The pods are far more aerodynamically efficient than a bicycle too. Most riders see speeds of around 45 km/h, but on a longer circuit with a much longer straight, the Shweeb can reach up to 70 km/h.

Shweeb insideSuch speeds are rather impressive when considering that the average speed of a car in London these days is a mere 13km/h (due to traffic). This is the same speed that cars could reach 100 years ago – before the demonic birth of rush-hour.

What’s more, when taking tight corners the pods can swing out as much as 60 degrees; but unlike a bike or motorcycle, there is no danger of losing traction and crashing.

Barnett has spent six years developing how to efficiently transfer pedal power to drive wheels enclosed within a monorail track while allowing the vehicle to swing freely underneath. The hard wheels on the steel rail mean that there is very little rolling resistance, and riders have shown that you do not have to be an Olympic athlete to power the pedals.

The future
Shweeb futureBarnett foresees the future use of his high efficiency, no emission urban transport system: “Here’s how it works. You get up in the morning; descend to the second level of your apartment building where there’s a Shweeb port and empty Shweebs waiting for you. You cruise over the top of the traffic jams. You don’t pay parking. You’ve produced no pollution. You arrive at work fit, healthy and ready to go!” says Barnett.

An exciting aspect of the Shweeb is how it could address problems of health and fitness relating to lack of exercise in certain nations. Of course you will always get lazy Shweebers who don’t pedal, hold up the traffic and simply get taken for a ride; but any ticked off, speeding Shweebers won’t be able to knock others off the rails.

“Shock absorbers between the vehicles ensure that vehicles come together smoothly. When a fit rider comes up behind a slower rider, the impact is cushioned and they act as a single unit. The rider at the rear is sitting in the slipstream of the leading rider and is able to put all their power into pushing the lead vehicle,” says Barnett.

So it appears that road rage would no longer be an issue in a Shweeb world. In fact, two Shweebs acting together will always travel faster than either rider separately. Even if the lead rider were to stop pedaling, the energy required to maintain a vehicle’s momentum on a flat track is minimal.

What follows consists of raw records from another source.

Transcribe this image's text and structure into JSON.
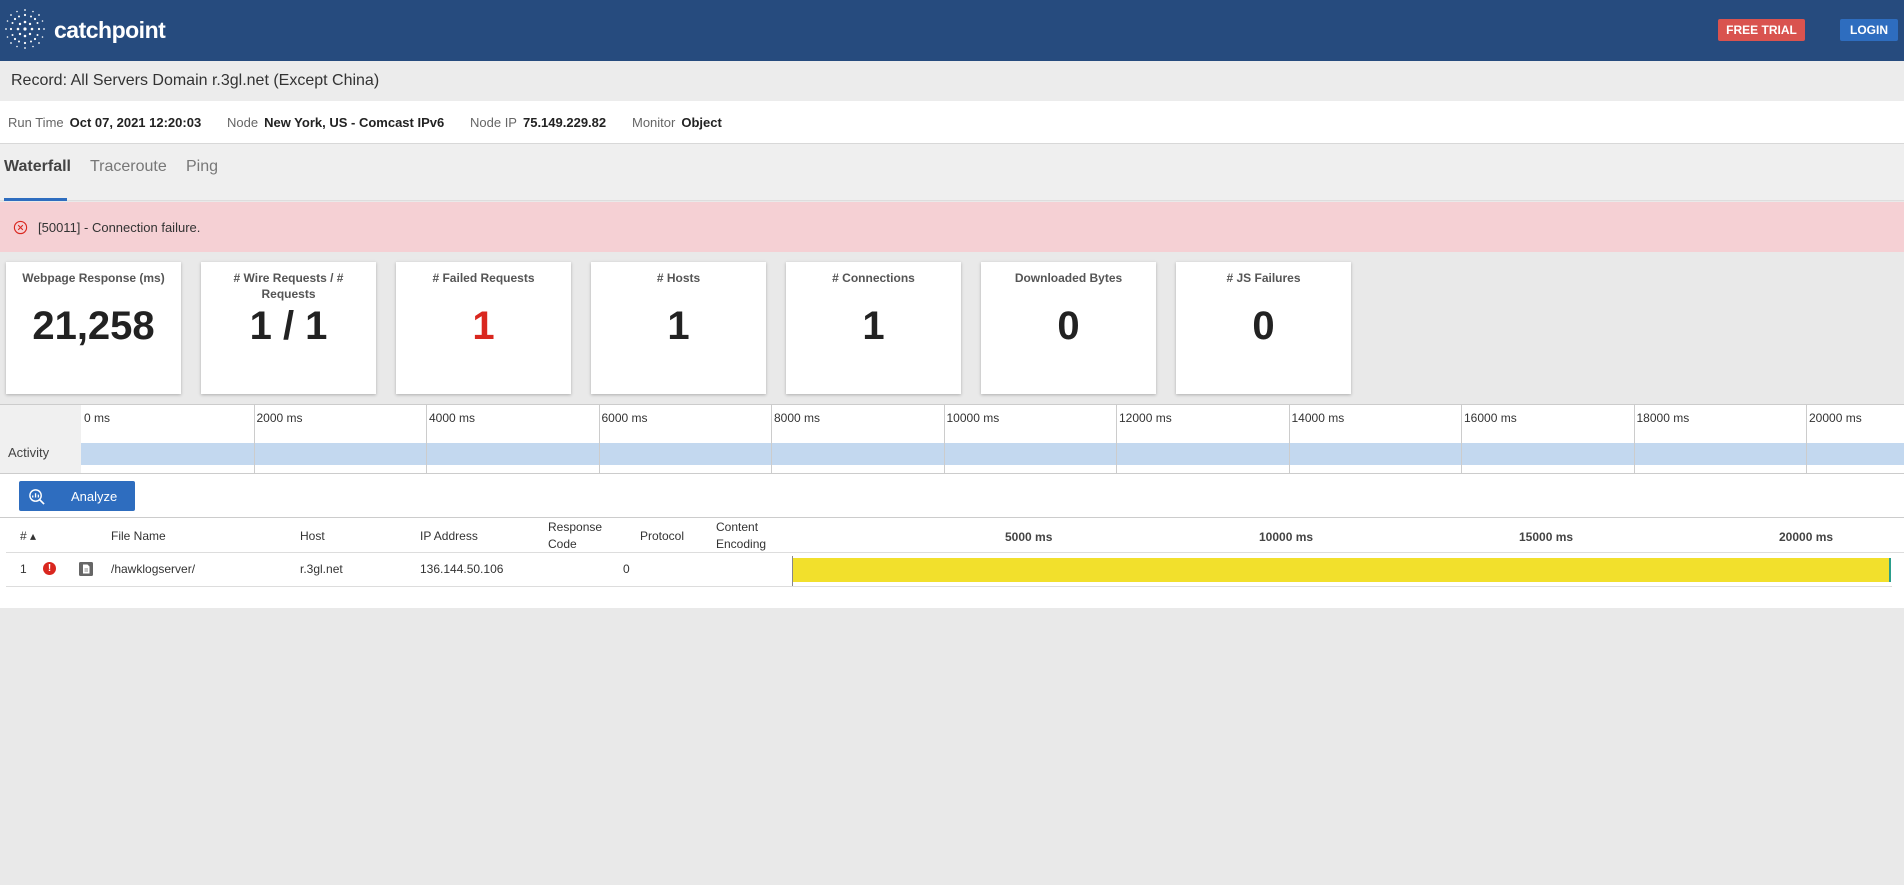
{
  "header": {
    "brand": "catchpoint",
    "free_trial": "FREE TRIAL",
    "login": "LOGIN",
    "brand_color": "#264b7e"
  },
  "record": {
    "title": "Record: All Servers Domain r.3gl.net (Except China)"
  },
  "meta": {
    "run_time_label": "Run Time",
    "run_time": "Oct 07, 2021 12:20:03",
    "node_label": "Node",
    "node": "New York, US - Comcast IPv6",
    "node_ip_label": "Node IP",
    "node_ip": "75.149.229.82",
    "monitor_label": "Monitor",
    "monitor": "Object"
  },
  "tabs": [
    {
      "label": "Waterfall",
      "active": true
    },
    {
      "label": "Traceroute",
      "active": false
    },
    {
      "label": "Ping",
      "active": false
    }
  ],
  "error": {
    "message": "[50011] - Connection failure.",
    "icon": "close-circle-icon"
  },
  "metrics": [
    {
      "label": "Webpage Response (ms)",
      "value": "21,258"
    },
    {
      "label": "# Wire Requests / # Requests",
      "value": "1 / 1"
    },
    {
      "label": "# Failed Requests",
      "value": "1",
      "color": "#d9271f"
    },
    {
      "label": "# Hosts",
      "value": "1"
    },
    {
      "label": "# Connections",
      "value": "1"
    },
    {
      "label": "Downloaded Bytes",
      "value": "0"
    },
    {
      "label": "# JS Failures",
      "value": "0"
    }
  ],
  "timeline": {
    "row_label": "Activity",
    "ticks": [
      "0 ms",
      "2000 ms",
      "4000 ms",
      "6000 ms",
      "8000 ms",
      "10000 ms",
      "12000 ms",
      "14000 ms",
      "16000 ms",
      "18000 ms",
      "20000 ms"
    ]
  },
  "analyze": {
    "label": "Analyze"
  },
  "table": {
    "headers": {
      "num": "# ▴",
      "file_name": "File Name",
      "host": "Host",
      "ip": "IP Address",
      "response_code": "Response Code",
      "protocol": "Protocol",
      "content_encoding": "Content Encoding"
    },
    "scale": [
      "5000 ms",
      "10000 ms",
      "15000 ms",
      "20000 ms"
    ],
    "rows": [
      {
        "num": "1",
        "file_name": "/hawklogserver/",
        "host": "r.3gl.net",
        "ip": "136.144.50.106",
        "response_code": "0",
        "protocol": "",
        "content_encoding": "",
        "duration_ms": 21258
      }
    ]
  }
}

Make way for Shweebways
The logistics of getting Shweeb systems up and running in countries around the world is not as difficult as one might think. “The urban Shweebrail network is inexpensive, has a tiny footprint, and each Shweebway requires only a square meter of airspace,” says Barnett. “It’s safe, silent and sustainable.”

Not only are Shweebways inexpensive to build, but the pods come cheap too. In fact, you would never even need to buy one. “You don’t own the Shweeb,” says Barnett, “you use it like a shopping cart. Empty vehicles are restocked to wherever they are needed.”

Imagine it now: climbing into a slick Shweeb after a day’s work, laying back and sailing above congested traffic during rush hour, getting a daily workout with gentle pedaling, enjoying a great view of the city, all while listening to Bob Marley… Sign me up!